5. Fairy Moss
Fairy moss is a gorgeous plant that looks somewhat like duckweed. However, it tends to be much longer. If it’s not fed upon by ducks, it can rapidly overtake a pond. It is an excellent companion plant for rice and can help to improve its yield, too.
Because peas can be grown just about anywhere (and with no pond or pool required), they are a smart option for making your own duck feed. Pea seeds are easy to find in most stores and are so inexpensive. Plus, peas provide an excellent source of nutrients for your ducks.
7. Wild Rice
The only downside to growing wild rice is that your ducks may feed on it before it’s mature, which can kill the plants before they reach their true potential.
When allowed to grow to their full size, though, wild rice plants will reach up to eight feet above the surface of the water. That’s a lot of duck feed! Depending on the climate where you live, you will usually plant wild rice seeds in the fall. It will overwinter and then appear under the water in the spring.
You can find more information on growing wild rice here.
2 Additional Tips for Starting a “Duck Garden”
1. Decide on Container or Plot Growing
Growing your own fodder for homemade duck feed is unlike growing any other kind of animal food. That’s because many of the plants you will be growing actually thrive in an aquatic environment, instead of on land.
Therefore, you will have several options available to you.
For typical plants like corn and peas, of course, you’re probably going to want to grow directly in a garden plot. However, you can grow some plants, like peas, in containers for year-round cultivation and harvest, too.
You don’t have to have a duck pond to grow aquatic foods for your ducks, either. While you certainly can – and it’s a great way to create an authentic natural environment for your ducks – you can also grow these options in kiddie pools or shallow plastic tubs.

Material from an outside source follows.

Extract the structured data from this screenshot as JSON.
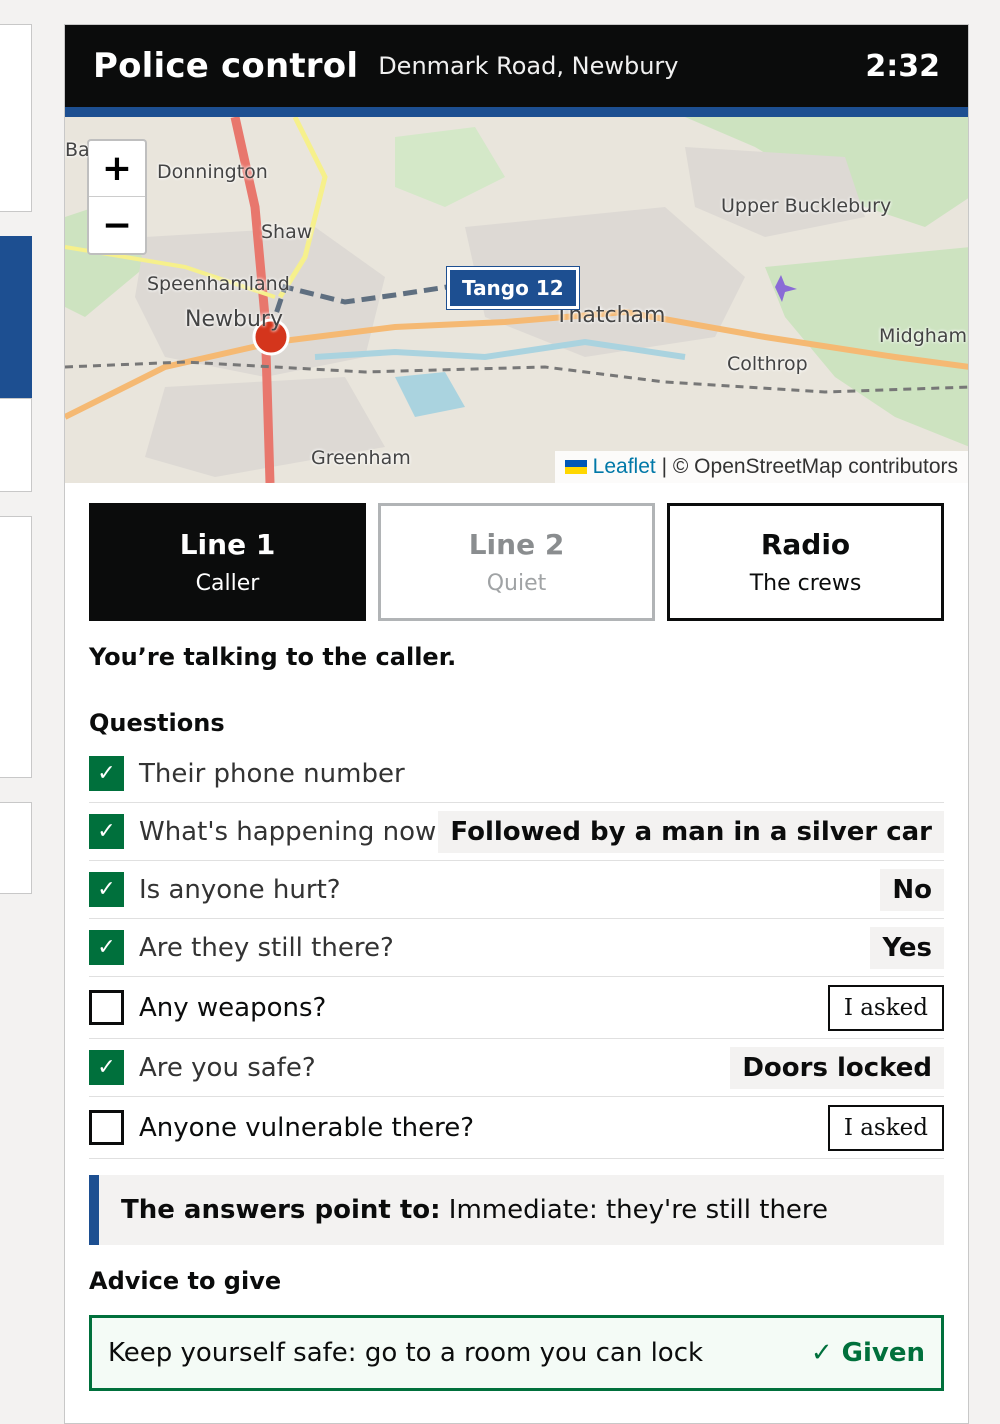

You’ll simply toss the food to your ducks as soon as it matures (or you can let them forage in there on their own, although the plants may not make it as long because they are constantly being nibbled on).
2. Pay Attention to Regulations
Bear in mind that some of the plants you might decide to grow for ducks, like water hyacinth, are actually invasive in some areas. If you plan on growing in a pond that is connected to another waterway, you’ll want to be wary of doing this. Check your local regulations and growing guides to figure out what is allowed.
Worst-case scenario, if the plants you want to grow are considered invasive, you can always grow them in an isolated kiddie pool or tub. Just follow good biosecurity measures (like cleaning your gardening tools) to make sure you don’t accidentally spread those invasives to the waterways.
Don’t Neglect Other Components of Your Ducks’ Diets
While these plants are a great place to start when you are making your own homemade duck feed, don’t neglect that ducks prefer a varied diet. You may want to start small and use your homemade foods as supplements instead of as the primary source of your ducks’ nutrition when you are first starting out.
As long as you mind nutrient ratios to give your ducks the most balanced diet possible, you can easily grow your own nutritious duck feed – and save money and time on your homestead in the process.